(Extracted data entries)

★ ★ ★ ★ ★ ★ ★

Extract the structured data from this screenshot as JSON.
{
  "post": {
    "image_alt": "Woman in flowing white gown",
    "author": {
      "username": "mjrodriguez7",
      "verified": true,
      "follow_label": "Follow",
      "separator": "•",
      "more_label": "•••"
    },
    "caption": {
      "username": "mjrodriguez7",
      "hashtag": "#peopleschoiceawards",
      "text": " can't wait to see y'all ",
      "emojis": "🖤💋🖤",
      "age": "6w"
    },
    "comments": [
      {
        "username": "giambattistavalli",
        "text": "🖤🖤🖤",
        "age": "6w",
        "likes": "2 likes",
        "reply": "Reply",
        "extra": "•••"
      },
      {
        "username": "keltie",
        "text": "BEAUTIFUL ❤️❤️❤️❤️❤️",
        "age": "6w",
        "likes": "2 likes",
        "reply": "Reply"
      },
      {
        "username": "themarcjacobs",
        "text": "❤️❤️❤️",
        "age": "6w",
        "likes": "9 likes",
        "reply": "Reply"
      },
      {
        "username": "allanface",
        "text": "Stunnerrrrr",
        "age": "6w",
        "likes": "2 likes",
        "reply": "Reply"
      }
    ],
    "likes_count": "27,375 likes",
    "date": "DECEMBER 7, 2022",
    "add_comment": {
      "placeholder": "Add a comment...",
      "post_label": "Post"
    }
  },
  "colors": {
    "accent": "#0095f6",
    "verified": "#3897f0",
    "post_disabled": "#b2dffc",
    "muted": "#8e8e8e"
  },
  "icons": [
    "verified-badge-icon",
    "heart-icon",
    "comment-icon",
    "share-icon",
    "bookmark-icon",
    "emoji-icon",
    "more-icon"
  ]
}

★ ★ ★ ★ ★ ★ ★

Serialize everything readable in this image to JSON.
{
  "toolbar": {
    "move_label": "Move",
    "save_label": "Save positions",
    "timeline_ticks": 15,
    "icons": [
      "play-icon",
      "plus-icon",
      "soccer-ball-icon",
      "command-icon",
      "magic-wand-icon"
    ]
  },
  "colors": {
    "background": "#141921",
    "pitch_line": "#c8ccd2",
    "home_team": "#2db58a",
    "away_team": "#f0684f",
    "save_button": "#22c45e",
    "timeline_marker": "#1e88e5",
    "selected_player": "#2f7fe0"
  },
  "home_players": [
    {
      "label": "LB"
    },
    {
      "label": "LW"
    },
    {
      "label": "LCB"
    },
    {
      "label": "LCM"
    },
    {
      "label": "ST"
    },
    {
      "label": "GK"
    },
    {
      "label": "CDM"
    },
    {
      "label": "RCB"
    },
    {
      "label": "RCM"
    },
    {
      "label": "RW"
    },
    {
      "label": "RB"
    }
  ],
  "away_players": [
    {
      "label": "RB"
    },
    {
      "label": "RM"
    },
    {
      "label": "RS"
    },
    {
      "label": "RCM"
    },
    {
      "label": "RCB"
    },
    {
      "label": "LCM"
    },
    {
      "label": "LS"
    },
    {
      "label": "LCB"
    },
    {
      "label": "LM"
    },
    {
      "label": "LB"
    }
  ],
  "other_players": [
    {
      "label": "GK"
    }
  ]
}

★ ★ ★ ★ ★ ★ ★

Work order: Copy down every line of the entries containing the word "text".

Output of the exercise:
      "text": " can't wait to see y'all ",
        "text": "🖤🖤🖤",
        "text": "BEAUTIFUL ❤️❤️❤️❤️❤️",
        "text": "❤️❤️❤️",
        "text": "Stunnerrrrr",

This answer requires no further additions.